● **ABOUT THIS EXERCISE**:
Find how many lines below mention "data". Nothing but the number is needed.

============

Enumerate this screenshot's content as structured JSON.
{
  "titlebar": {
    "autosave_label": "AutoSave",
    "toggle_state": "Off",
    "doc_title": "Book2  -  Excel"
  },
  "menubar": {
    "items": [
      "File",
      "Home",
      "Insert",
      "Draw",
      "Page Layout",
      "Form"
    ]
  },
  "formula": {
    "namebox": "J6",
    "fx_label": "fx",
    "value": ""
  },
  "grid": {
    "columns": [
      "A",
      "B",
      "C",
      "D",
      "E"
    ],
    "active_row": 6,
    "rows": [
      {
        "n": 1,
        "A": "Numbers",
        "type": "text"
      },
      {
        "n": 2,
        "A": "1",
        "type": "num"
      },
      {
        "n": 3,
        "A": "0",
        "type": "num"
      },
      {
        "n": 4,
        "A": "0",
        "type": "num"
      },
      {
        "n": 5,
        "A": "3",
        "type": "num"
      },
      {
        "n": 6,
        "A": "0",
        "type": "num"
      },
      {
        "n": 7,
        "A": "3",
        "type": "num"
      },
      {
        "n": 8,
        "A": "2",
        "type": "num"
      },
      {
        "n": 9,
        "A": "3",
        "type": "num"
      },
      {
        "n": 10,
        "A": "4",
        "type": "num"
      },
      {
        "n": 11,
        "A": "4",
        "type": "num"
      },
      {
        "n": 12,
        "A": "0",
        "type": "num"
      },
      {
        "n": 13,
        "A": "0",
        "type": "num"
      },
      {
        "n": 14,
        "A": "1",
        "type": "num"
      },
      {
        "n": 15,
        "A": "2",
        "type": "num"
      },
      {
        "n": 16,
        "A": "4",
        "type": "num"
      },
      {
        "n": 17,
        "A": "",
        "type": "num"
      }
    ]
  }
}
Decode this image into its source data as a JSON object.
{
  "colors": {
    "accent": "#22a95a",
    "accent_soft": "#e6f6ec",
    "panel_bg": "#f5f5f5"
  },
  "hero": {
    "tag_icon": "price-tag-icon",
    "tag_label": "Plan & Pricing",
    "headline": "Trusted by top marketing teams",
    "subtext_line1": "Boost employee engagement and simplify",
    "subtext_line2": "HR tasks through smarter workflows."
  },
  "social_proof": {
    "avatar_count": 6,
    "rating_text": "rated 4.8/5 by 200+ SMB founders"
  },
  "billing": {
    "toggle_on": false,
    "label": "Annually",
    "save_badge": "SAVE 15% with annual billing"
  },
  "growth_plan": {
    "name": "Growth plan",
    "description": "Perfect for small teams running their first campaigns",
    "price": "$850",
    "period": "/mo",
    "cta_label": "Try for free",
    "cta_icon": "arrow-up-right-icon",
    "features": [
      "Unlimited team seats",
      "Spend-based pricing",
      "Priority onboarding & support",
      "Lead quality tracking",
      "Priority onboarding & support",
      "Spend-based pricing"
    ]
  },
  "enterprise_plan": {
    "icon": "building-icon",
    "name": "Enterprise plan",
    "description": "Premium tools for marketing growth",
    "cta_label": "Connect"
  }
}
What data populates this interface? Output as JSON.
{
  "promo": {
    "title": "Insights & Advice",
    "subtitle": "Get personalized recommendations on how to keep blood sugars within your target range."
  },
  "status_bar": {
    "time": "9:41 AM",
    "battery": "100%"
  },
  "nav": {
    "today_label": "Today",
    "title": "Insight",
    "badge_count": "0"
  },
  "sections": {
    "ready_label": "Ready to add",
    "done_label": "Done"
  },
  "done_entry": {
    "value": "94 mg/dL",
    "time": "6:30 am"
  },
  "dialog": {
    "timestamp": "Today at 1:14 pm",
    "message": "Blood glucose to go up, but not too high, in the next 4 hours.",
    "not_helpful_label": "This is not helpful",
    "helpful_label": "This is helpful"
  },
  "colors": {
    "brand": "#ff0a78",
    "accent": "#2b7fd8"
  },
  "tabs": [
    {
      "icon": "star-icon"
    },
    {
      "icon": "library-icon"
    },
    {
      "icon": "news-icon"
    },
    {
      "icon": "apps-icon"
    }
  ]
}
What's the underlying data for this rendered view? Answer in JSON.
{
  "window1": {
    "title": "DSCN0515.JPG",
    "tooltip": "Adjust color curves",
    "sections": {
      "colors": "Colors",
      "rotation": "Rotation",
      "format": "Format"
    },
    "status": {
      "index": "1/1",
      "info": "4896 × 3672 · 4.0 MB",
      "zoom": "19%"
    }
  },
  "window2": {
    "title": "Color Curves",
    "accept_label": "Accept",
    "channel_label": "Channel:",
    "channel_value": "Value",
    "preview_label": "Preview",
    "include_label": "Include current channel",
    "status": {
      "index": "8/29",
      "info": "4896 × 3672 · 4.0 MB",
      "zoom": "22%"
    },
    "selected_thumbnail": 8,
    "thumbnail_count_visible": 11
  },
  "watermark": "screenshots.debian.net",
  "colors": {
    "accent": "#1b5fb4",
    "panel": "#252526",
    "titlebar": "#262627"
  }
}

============

● **RESPONSE TO THIS EXERCISE**:
3